This post is inspired by a blog post by analytics and software engineer Nathan Brixius concerning recent media interest in the Traveling Salesman Problem (TSP). The TSP, for the uninitiated, is to find a minimum-distance route between a set number of points; as the number of points increases, the problem of being certain one has found a solution becomes computationally formidable. Thus, the problem is really to find an efficient algorithm for finding solutions.
Come out with guns blazing, or lay out the welcome mat?
Michigan State computer science grad student Randal Olson developed, and blogged about, an algorithm to solve the Traveling Salesman Problem for a 48-stop tour of the United States. This is almost the exact same version of the problem featured in 1954 in the first publication to use linear programming methods to address the TSP. Olson’s approach was picked up by blogs at the Washington Post and New York TImes websites as an interest story. Unfortunately, Olson also suggested that guaranteeing a solution is computationally impossible—for 48 stops it is actually very simple to prove optimality.
TSP expert Bill Cook, Professor of Combinatorics and Optimization at the University of Waterloo, quickly pointed out that the true shortest route—35,940 meters shorter than Olson’s—could be easily computed on an iPhone using his Concorde TSP app.

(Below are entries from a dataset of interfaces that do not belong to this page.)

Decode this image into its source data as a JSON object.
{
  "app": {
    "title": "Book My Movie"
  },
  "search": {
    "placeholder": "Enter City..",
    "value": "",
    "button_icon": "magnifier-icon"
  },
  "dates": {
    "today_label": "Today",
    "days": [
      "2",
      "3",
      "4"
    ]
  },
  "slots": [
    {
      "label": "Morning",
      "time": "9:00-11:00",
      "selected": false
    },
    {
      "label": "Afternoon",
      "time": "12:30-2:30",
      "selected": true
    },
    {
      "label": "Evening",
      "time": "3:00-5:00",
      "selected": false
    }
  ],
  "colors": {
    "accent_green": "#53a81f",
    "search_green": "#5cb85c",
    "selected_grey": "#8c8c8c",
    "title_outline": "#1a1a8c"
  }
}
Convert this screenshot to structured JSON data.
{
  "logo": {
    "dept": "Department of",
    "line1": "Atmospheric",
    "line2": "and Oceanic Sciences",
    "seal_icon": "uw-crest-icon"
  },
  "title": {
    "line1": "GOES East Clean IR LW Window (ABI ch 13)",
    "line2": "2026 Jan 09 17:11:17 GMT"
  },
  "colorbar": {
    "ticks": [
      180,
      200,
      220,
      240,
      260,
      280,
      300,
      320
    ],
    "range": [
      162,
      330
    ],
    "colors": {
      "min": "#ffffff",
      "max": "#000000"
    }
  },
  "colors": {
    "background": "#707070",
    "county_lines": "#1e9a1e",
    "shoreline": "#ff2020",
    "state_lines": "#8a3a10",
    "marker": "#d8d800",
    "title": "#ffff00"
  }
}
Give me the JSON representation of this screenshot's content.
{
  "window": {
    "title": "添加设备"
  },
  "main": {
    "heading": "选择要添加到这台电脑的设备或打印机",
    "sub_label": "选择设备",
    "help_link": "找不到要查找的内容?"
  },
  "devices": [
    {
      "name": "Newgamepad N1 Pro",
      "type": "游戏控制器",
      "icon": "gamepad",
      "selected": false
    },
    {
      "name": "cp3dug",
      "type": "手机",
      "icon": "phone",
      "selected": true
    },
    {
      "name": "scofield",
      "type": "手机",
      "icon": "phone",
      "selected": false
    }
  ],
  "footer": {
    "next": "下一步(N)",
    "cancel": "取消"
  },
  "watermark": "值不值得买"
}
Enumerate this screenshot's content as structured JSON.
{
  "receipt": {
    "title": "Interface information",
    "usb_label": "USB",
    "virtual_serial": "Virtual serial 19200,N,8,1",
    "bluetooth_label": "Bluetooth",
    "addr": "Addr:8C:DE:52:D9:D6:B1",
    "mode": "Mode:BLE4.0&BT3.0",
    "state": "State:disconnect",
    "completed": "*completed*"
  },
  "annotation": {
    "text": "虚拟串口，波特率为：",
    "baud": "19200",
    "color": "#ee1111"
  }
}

Brixius writes that, good as it is to point out OR’s extensive work on the TSP, it was important to go gently on Olson’s misstatements so that the OR profession would not come out of the episode looking bad.
And it’s here where, as a historian of science who happens to study the history of OR, I find I recognize the issue from two complementary perspectives.